_REQUIRED ACTION_.
Character for character, write out the data below.

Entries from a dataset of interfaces
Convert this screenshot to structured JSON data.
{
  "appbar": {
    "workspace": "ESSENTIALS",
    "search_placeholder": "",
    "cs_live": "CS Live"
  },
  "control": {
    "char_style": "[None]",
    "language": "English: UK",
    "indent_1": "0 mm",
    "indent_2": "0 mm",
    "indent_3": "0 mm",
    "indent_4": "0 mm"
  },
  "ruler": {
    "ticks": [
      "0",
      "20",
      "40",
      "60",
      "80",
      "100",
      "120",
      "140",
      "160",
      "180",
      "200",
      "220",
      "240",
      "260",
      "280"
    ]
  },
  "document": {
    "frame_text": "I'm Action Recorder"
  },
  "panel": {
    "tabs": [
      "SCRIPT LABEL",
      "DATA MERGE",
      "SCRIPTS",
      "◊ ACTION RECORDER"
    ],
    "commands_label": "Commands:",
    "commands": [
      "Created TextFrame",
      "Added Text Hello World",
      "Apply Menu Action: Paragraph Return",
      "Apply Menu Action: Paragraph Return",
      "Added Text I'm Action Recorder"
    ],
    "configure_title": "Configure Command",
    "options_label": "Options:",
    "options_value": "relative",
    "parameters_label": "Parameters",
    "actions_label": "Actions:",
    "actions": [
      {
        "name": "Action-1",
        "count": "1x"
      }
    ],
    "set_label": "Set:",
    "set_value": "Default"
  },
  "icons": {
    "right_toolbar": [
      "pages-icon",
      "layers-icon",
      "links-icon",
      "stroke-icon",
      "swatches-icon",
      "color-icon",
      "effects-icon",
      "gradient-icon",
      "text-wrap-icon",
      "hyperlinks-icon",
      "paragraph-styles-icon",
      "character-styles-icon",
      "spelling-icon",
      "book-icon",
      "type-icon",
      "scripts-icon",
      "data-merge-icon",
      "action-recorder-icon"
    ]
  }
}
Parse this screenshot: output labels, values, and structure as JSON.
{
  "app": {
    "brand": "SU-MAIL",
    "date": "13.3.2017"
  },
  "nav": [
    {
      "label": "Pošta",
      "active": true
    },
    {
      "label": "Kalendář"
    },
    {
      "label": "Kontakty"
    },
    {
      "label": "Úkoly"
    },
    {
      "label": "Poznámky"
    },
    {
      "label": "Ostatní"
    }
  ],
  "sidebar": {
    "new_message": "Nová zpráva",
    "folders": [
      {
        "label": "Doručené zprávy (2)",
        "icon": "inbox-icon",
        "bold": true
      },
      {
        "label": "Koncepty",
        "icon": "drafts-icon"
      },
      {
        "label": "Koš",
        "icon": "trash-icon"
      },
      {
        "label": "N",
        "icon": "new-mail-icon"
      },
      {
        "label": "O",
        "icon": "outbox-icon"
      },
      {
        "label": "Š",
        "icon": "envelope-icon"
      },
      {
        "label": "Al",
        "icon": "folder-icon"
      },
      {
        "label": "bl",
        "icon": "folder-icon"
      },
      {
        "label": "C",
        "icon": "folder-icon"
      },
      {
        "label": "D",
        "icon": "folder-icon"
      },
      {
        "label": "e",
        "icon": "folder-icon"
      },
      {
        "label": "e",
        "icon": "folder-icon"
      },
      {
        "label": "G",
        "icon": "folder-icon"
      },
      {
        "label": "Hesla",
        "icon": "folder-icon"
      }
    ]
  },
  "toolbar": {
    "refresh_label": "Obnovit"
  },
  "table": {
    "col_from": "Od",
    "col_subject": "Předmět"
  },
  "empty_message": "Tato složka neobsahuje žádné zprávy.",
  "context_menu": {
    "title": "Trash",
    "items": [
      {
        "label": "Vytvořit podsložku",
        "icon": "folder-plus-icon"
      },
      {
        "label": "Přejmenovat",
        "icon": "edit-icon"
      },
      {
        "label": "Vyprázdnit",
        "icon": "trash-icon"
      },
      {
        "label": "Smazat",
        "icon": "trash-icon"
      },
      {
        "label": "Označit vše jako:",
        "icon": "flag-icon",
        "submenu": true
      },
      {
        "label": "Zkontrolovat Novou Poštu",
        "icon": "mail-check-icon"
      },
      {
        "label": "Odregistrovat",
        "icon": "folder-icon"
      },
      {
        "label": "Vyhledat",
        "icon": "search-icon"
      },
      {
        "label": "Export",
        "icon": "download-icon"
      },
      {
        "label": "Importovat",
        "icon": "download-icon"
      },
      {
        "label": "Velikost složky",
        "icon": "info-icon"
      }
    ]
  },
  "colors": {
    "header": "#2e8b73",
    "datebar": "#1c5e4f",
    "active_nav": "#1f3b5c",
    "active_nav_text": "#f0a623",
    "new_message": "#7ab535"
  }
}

_OUTPUT OF THE EXERCISE_.
Convert this screenshot to structured JSON data.
{
  "appbar": {
    "workspace": "ESSENTIALS",
    "search_placeholder": "",
    "cs_live": "CS Live"
  },
  "control": {
    "char_style": "[None]",
    "language": "English: UK",
    "indent_1": "0 mm",
    "indent_2": "0 mm",
    "indent_3": "0 mm",
    "indent_4": "0 mm"
  },
  "ruler": {
    "ticks": [
      "0",
      "20",
      "40",
      "60",
      "80",
      "100",
      "120",
      "140",
      "160",
      "180",
      "200",
      "220",
      "240",
      "260",
      "280"
    ]
  },
  "document": {
    "frame_text": "I'm Action Recorder"
  },
  "panel": {
    "tabs": [
      "SCRIPT LABEL",
      "DATA MERGE",
      "SCRIPTS",
      "◊ ACTION RECORDER"
    ],
    "commands_label": "Commands:",
    "commands": [
      "Created TextFrame",
      "Added Text Hello World",
      "Apply Menu Action: Paragraph Return",
      "Apply Menu Action: Paragraph Return",
      "Added Text I'm Action Recorder"
    ],
    "configure_title": "Configure Command",
    "options_label": "Options:",
    "options_value": "relative",
    "parameters_label": "Parameters",
    "actions_label": "Actions:",
    "actions": [
      {
        "name": "Action-1",
        "count": "1x"
      }
    ],
    "set_label": "Set:",
    "set_value": "Default"
  },
  "icons": {
    "right_toolbar": [
      "pages-icon",
      "layers-icon",
      "links-icon",
      "stroke-icon",
      "swatches-icon",
      "color-icon",
      "effects-icon",
      "gradient-icon",
      "text-wrap-icon",
      "hyperlinks-icon",
      "paragraph-styles-icon",
      "character-styles-icon",
      "spelling-icon",
      "book-icon",
      "type-icon",
      "scripts-icon",
      "data-merge-icon",
      "action-recorder-icon"
    ]
  }
}
Parse this screenshot: output labels, values, and structure as JSON.
{
  "app": {
    "brand": "SU-MAIL",
    "date": "13.3.2017"
  },
  "nav": [
    {
      "label": "Pošta",
      "active": true
    },
    {
      "label": "Kalendář"
    },
    {
      "label": "Kontakty"
    },
    {
      "label": "Úkoly"
    },
    {
      "label": "Poznámky"
    },
    {
      "label": "Ostatní"
    }
  ],
  "sidebar": {
    "new_message": "Nová zpráva",
    "folders": [
      {
        "label": "Doručené zprávy (2)",
        "icon": "inbox-icon",
        "bold": true
      },
      {
        "label": "Koncepty",
        "icon": "drafts-icon"
      },
      {
        "label": "Koš",
        "icon": "trash-icon"
      },
      {
        "label": "N",
        "icon": "new-mail-icon"
      },
      {
        "label": "O",
        "icon": "outbox-icon"
      },
      {
        "label": "Š",
        "icon": "envelope-icon"
      },
      {
        "label": "Al",
        "icon": "folder-icon"
      },
      {
        "label": "bl",
        "icon": "folder-icon"
      },
      {
        "label": "C",
        "icon": "folder-icon"
      },
      {
        "label": "D",
        "icon": "folder-icon"
      },
      {
        "label": "e",
        "icon": "folder-icon"
      },
      {
        "label": "e",
        "icon": "folder-icon"
      },
      {
        "label": "G",
        "icon": "folder-icon"
      },
      {
        "label": "Hesla",
        "icon": "folder-icon"
      }
    ]
  },
  "toolbar": {
    "refresh_label": "Obnovit"
  },
  "table": {
    "col_from": "Od",
    "col_subject": "Předmět"
  },
  "empty_message": "Tato složka neobsahuje žádné zprávy.",
  "context_menu": {
    "title": "Trash",
    "items": [
      {
        "label": "Vytvořit podsložku",
        "icon": "folder-plus-icon"
      },
      {
        "label": "Přejmenovat",
        "icon": "edit-icon"
      },
      {
        "label": "Vyprázdnit",
        "icon": "trash-icon"
      },
      {
        "label": "Smazat",
        "icon": "trash-icon"
      },
      {
        "label": "Označit vše jako:",
        "icon": "flag-icon",
        "submenu": true
      },
      {
        "label": "Zkontrolovat Novou Poštu",
        "icon": "mail-check-icon"
      },
      {
        "label": "Odregistrovat",
        "icon": "folder-icon"
      },
      {
        "label": "Vyhledat",
        "icon": "search-icon"
      },
      {
        "label": "Export",
        "icon": "download-icon"
      },
      {
        "label": "Importovat",
        "icon": "download-icon"
      },
      {
        "label": "Velikost složky",
        "icon": "info-icon"
      }
    ]
  },
  "colors": {
    "header": "#2e8b73",
    "datebar": "#1c5e4f",
    "active_nav": "#1f3b5c",
    "active_nav_text": "#f0a623",
    "new_message": "#7ab535"
  }
}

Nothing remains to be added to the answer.